City Guide to Edinburgh, Scotland

City Guide to Edinburgh, Scotland

Scottish Cyclists Feeling a Little More Love


By edg - Posted on 14 February 2012

Cyclists salute at Edinburgh Castle

Edinburgh cyclists have been feeling a little more loved after recent decisions at two levels of government - local and Scottish - on the amount of money being budgeted for cycling in coming years.

In Edinburgh, the Council committed to spending "a minimum of 5%" of its transport budget on cycling last week and to increase it by 1% each year. As some have already said, it's a landmark for Scottish cycling. "The City of Edinburgh is...setting the standard for towns and cities across Scotland," said John Lauder of active travel charity SUSTRANS.

Here's what the ECC budget statement says (p.19): "Council agrees that the percentage of transport spend (net of specifically allocated external transport funding) allocated to cycling shall be a minimum of 5%, for both revenue and capital, in 2012/13 and that the percentage of spend on cycling will increase by 1% annually. Council therefore instructs the Director of Services for Communities to provide a report to a meeting of the TIE Committee in September each year detailing, the allocation of cycle funding, progress towards the Council's Charter of Brussels commitments, and progress on the cycle aspects of the ATAP <Active Travel Action Plan>."

The Council's Charter of Brussels commitment is to increase cycling to at least a 15% of the modal split of all trips by 2020. Latest (2009) figures put cycling in Edinburgh at around 5%-9%, so a few more percentage points would seem to be quite a realistic target.

Local bicycle advocacy group SPOKES says: "It seems like we are in a virtuous circle with cycling infrastructure and initiatives leading to greater interest in using a bike to get around, with that in turn encouraging the council to act on its targets and its ambitions to grow cycle use. The new investment will hopefully feed this exciting trend."

Of course, we are also nearing an election on 3rd May, and all candidates for council will be looking to woo the cyclist vote.

But that's not to take away from the achievement: decades of lobbying by cyclists - much of it slow graft over details of infrastructure - is paying off and, in spite of or perhaps because of some of the natural deterrants (hills, weather), Edinburgh is setting an example to other local authorities.

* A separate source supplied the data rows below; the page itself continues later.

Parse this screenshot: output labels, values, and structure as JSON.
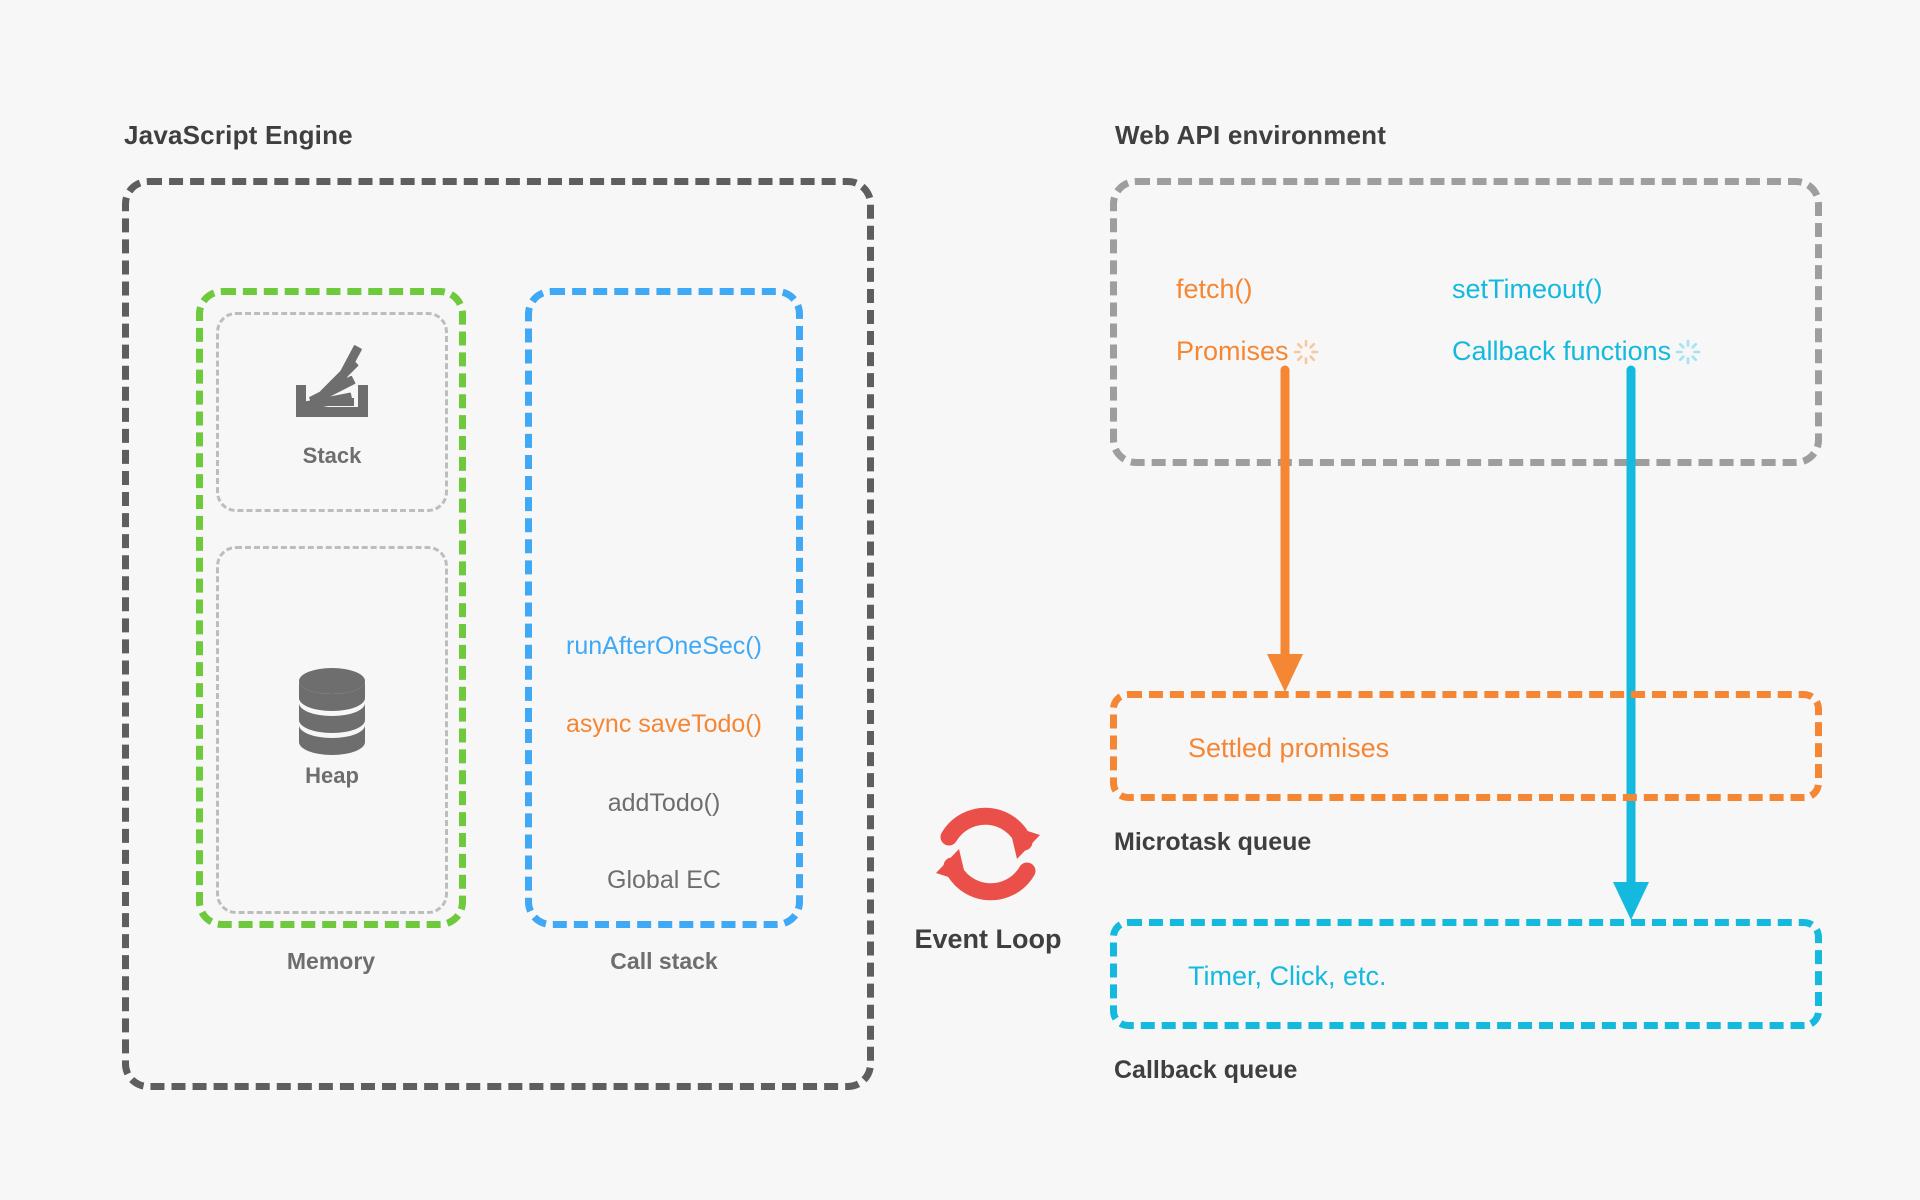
{
  "background": "#F7F7F7",
  "colors": {
    "dark_gray": "#5E5E5E",
    "green": "#6FC93D",
    "blue": "#3FA9F5",
    "orange": "#F58634",
    "cyan": "#14B9DE",
    "red": "#EB4F4A",
    "light_gray": "#BDBDBD",
    "text_gray": "#6E6E6E"
  },
  "js_engine": {
    "title": "JavaScript Engine",
    "memory": {
      "label": "Memory",
      "stack": {
        "icon": "stack-tray-icon",
        "label": "Stack"
      },
      "heap": {
        "icon": "database-cylinder-icon",
        "label": "Heap"
      }
    },
    "call_stack": {
      "label": "Call stack",
      "frames": [
        {
          "text": "runAfterOneSec()",
          "color": "#3FA9F5"
        },
        {
          "text": "async saveTodo()",
          "color": "#F58634"
        },
        {
          "text": "addTodo()",
          "color": "#6E6E6E"
        },
        {
          "text": "Global EC",
          "color": "#6E6E6E"
        }
      ]
    }
  },
  "event_loop": {
    "icon": "circular-refresh-arrows-icon",
    "label": "Event Loop",
    "color": "#EB4F4A"
  },
  "web_api": {
    "title": "Web API environment",
    "items": [
      {
        "text": "fetch()",
        "color": "#F58634",
        "spinner": false,
        "icon": ""
      },
      {
        "text": "setTimeout()",
        "color": "#14B9DE",
        "spinner": false,
        "icon": ""
      },
      {
        "text": "Promises",
        "color": "#F58634",
        "spinner": true,
        "icon": "loading-spinner-icon"
      },
      {
        "text": "Callback functions",
        "color": "#14B9DE",
        "spinner": true,
        "icon": "loading-spinner-icon"
      }
    ]
  },
  "microtask_queue": {
    "label": "Microtask queue",
    "item": "Settled promises",
    "color": "#F58634"
  },
  "callback_queue": {
    "label": "Callback queue",
    "item": "Timer, Click, etc.",
    "color": "#14B9DE"
  },
  "arrows": [
    {
      "name": "promises-to-microtask-arrow",
      "color": "#F58634"
    },
    {
      "name": "callbacks-to-callback-queue-arrow",
      "color": "#14B9DE"
    }
  ]
}
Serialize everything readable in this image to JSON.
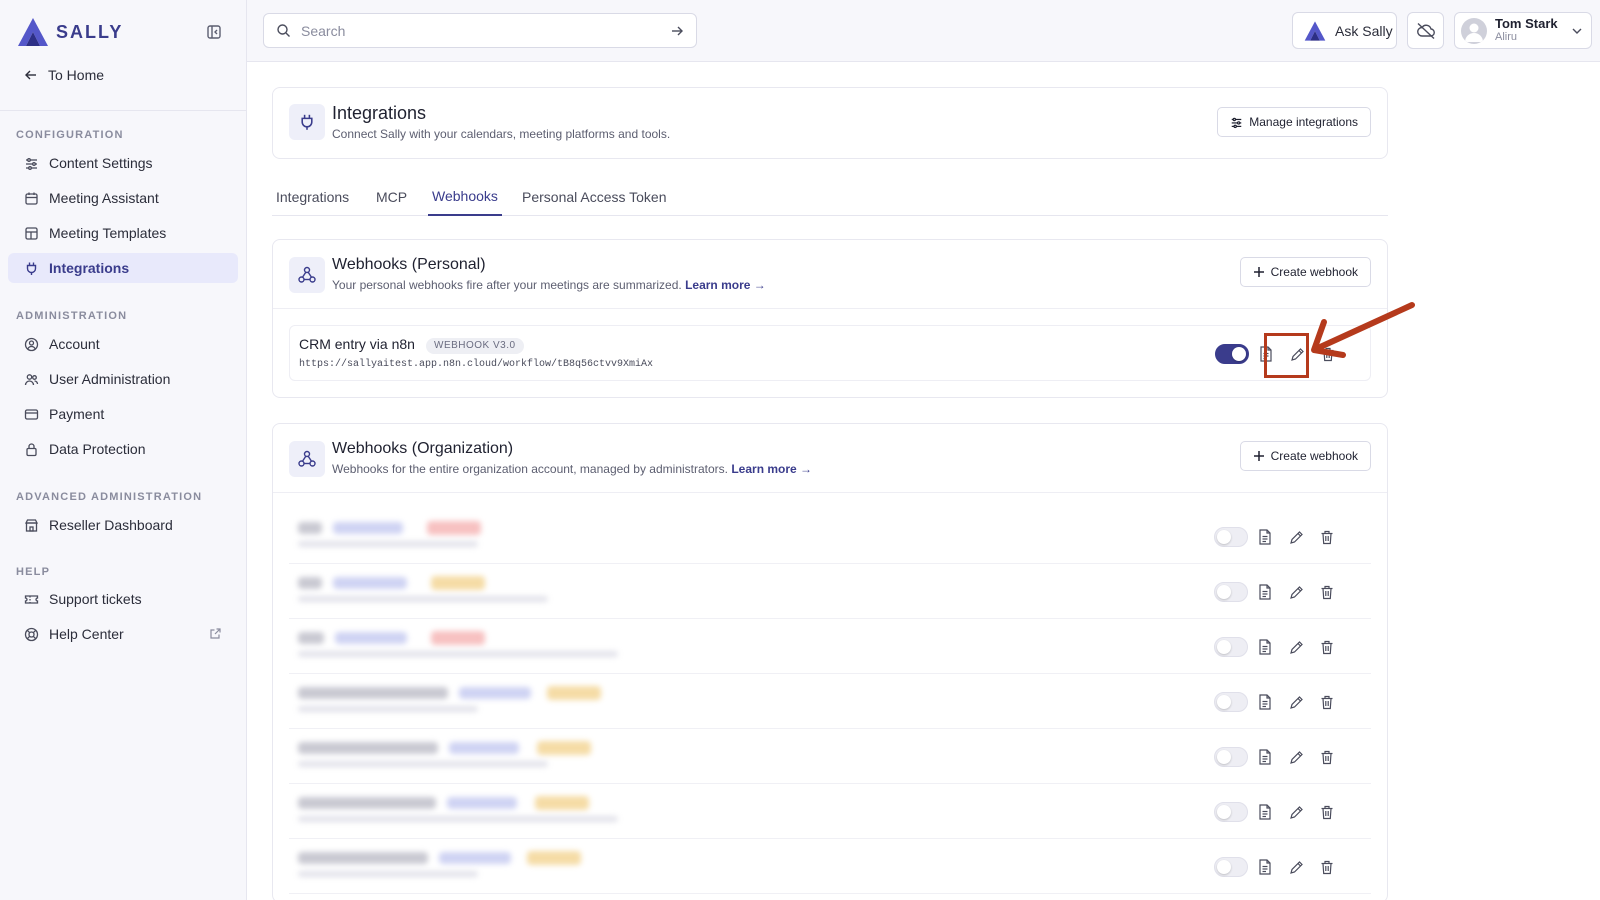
{
  "brand": {
    "name": "SALLY"
  },
  "sidebar": {
    "home": "To Home",
    "sections": [
      {
        "title": "CONFIGURATION",
        "items": [
          "Content Settings",
          "Meeting Assistant",
          "Meeting Templates",
          "Integrations"
        ]
      },
      {
        "title": "ADMINISTRATION",
        "items": [
          "Account",
          "User Administration",
          "Payment",
          "Data Protection"
        ]
      },
      {
        "title": "ADVANCED ADMINISTRATION",
        "items": [
          "Reseller Dashboard"
        ]
      },
      {
        "title": "HELP",
        "items": [
          "Support tickets",
          "Help Center"
        ]
      }
    ],
    "active": "Integrations"
  },
  "topbar": {
    "search_placeholder": "Search",
    "ask_label": "Ask Sally",
    "user_name": "Tom Stark",
    "user_org": "Aliru"
  },
  "header": {
    "title": "Integrations",
    "subtitle": "Connect Sally with your calendars, meeting platforms and tools.",
    "manage_label": "Manage integrations"
  },
  "tabs": [
    "Integrations",
    "MCP",
    "Webhooks",
    "Personal Access Token"
  ],
  "active_tab": "Webhooks",
  "personal": {
    "title": "Webhooks (Personal)",
    "subtitle": "Your personal webhooks fire after your meetings are summarized.",
    "learn_more": "Learn more →",
    "create_label": "Create webhook",
    "webhook": {
      "name": "CRM entry via n8n",
      "badge": "WEBHOOK V3.0",
      "url": "https://sallyaitest.app.n8n.cloud/workflow/tB8q56ctvv9XmiAx",
      "enabled": true
    }
  },
  "organization": {
    "title": "Webhooks (Organization)",
    "subtitle": "Webhooks for the entire organization account, managed by administrators.",
    "learn_more": "Learn more →",
    "create_label": "Create webhook"
  },
  "colors": {
    "accent": "#3a3c8c",
    "annotation": "#b53a1c"
  }
}
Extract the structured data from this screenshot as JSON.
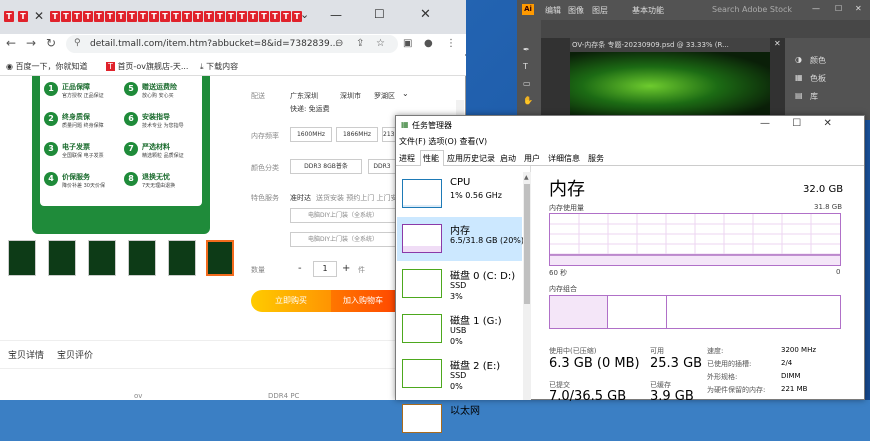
{
  "browser": {
    "tab_title": "TTTTTTTTTTTTTTTTTTTTTTTTT",
    "url": "detail.tmall.com/item.htm?abbucket=8&id=7382839...",
    "bookmarks": [
      "百度一下，你就知道",
      "首页-ov旗舰店-天...",
      "下载内容"
    ],
    "features": [
      {
        "num": "1",
        "title": "正品保障",
        "sub": "官方授权 正品保证"
      },
      {
        "num": "5",
        "title": "赠送运费险",
        "sub": "放心购 安心买"
      },
      {
        "num": "2",
        "title": "终身质保",
        "sub": "质量问题 终身保障"
      },
      {
        "num": "6",
        "title": "安装指导",
        "sub": "技术专业 为您指导"
      },
      {
        "num": "3",
        "title": "电子发票",
        "sub": "全国联保 电子发票"
      },
      {
        "num": "7",
        "title": "严选材料",
        "sub": "精选颗粒 品质保证"
      },
      {
        "num": "4",
        "title": "价保服务",
        "sub": "降价补差 30天价保"
      },
      {
        "num": "8",
        "title": "退换无忧",
        "sub": "7天无理由退换"
      }
    ],
    "shipping_label": "配送",
    "shipping_from": "广东深圳",
    "shipping_to_1": "深圳市",
    "shipping_to_2": "罗湖区",
    "shipping_fee": "快递: 免运费",
    "freq_label": "内存频率",
    "freq_options": [
      "1600MHz",
      "1866MHz",
      "2133MHz"
    ],
    "color_label": "颜色分类",
    "color_options": [
      "DDR3 8GB普条",
      "DDR3"
    ],
    "service_label": "特色服务",
    "service_1": "准时达",
    "service_2": "送货安装 预约上门 上门安装",
    "service_3": "电脑DIY上门装（全系统）",
    "service_4": "电脑DIY上门装（全系统）",
    "qty_label": "数量",
    "qty_minus": "-",
    "qty": "1",
    "qty_plus": "+",
    "qty_unit": "件",
    "buy_now": "立即购买",
    "add_cart": "加入购物车",
    "detail_tab": "宝贝详情",
    "review_tab": "宝贝评价",
    "bottom_1": "ov",
    "bottom_2": "DDR4 PC"
  },
  "photoshop": {
    "menu_ai": "Ai",
    "menu_items": [
      "编辑",
      "图像",
      "图层"
    ],
    "workspace": "基本功能",
    "search": "Search Adobe Stock",
    "doc_tab": "OV-内存条 专题-20230909.psd @ 33.33% (R...",
    "panel_items": [
      "颜色",
      "色板",
      "库"
    ]
  },
  "taskmgr": {
    "title": "任务管理器",
    "menu": "文件(F)  选项(O)  查看(V)",
    "tabs": [
      "进程",
      "性能",
      "应用历史记录",
      "启动",
      "用户",
      "详细信息",
      "服务"
    ],
    "resources": [
      {
        "name": "CPU",
        "sub1": "1% 0.56 GHz",
        "sub2": "",
        "color": "#1e7ab6"
      },
      {
        "name": "内存",
        "sub1": "6.5/31.8 GB (20%)",
        "sub2": "",
        "color": "#8b3aa8"
      },
      {
        "name": "磁盘 0 (C: D:)",
        "sub1": "SSD",
        "sub2": "3%",
        "color": "#4da81e"
      },
      {
        "name": "磁盘 1 (G:)",
        "sub1": "USB",
        "sub2": "0%",
        "color": "#4da81e"
      },
      {
        "name": "磁盘 2 (E:)",
        "sub1": "SSD",
        "sub2": "0%",
        "color": "#4da81e"
      },
      {
        "name": "以太网",
        "sub1": "",
        "sub2": "",
        "color": "#a86b1e"
      }
    ],
    "memory": {
      "title": "内存",
      "total": "32.0 GB",
      "usage_label": "内存使用量",
      "usage_max": "31.8 GB",
      "time_label": "60 秒",
      "time_end": "0",
      "comp_label": "内存组合",
      "in_use_label": "使用中(已压缩)",
      "in_use": "6.3 GB (0 MB)",
      "available_label": "可用",
      "available": "25.3 GB",
      "committed_label": "已提交",
      "committed": "7.0/36.5 GB",
      "cached_label": "已缓存",
      "cached": "3.9 GB",
      "speed_label": "速度:",
      "speed": "3200 MHz",
      "slots_label": "已使用的插槽:",
      "slots": "2/4",
      "form_label": "外形规格:",
      "form": "DIMM",
      "reserved_label": "为硬件保留的内存:",
      "reserved": "221 MB"
    }
  }
}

I discovered this first hand last month when a member of staff from a Yorkshire authority contacted me about using our video of the Innocent Cycleway for a presentation to councillors on how they might open up a local disused railway tunnel for cycling and walking.

The squeaky wheel...

Cyclists' concerns that the Scottish Government's would cut funding for cycling and walking in 2012/13 have been somewhat alleviated. The way that the figures for the Active Travel funding were presented in the draft budget has made it difficult to parse, but SPOKES estimated that the Scottish Government was on course to cut the budget in almost half to 0.63% by 2013-14.

The Scottish Government's ambition is that "by 2020, 10% of all journeys taken in Scotland will be by bike” (see Cycling Action Plan, June 2010), but its ardour for the modest two-wheeller seemed to be coolling.

Much heated debate, letter writing, and lobbying ensued: around 350 cyclists demonstrated outside the government offices at St Andrew's House, questions were raised in the Scottish Parliament. and SPOKES reported that they had a "surprisingly constructive" meeting with Transport Minister Keith Brown.

The net result was that, in the final budget, the Finance Secretary John Swinney reversed the cuts to some extent with the announcement of an additional £13 million for Sustainable and Active Travel.

It may still be a drop in terms of the proportion of the overall transport budget, and Swinney also announced that a further £72 million will be pumped into roads (on top of the additional increase of £100 million last year, mostly for the new Forth Replacement Crossing), but it was a distinct improvement on what might have been.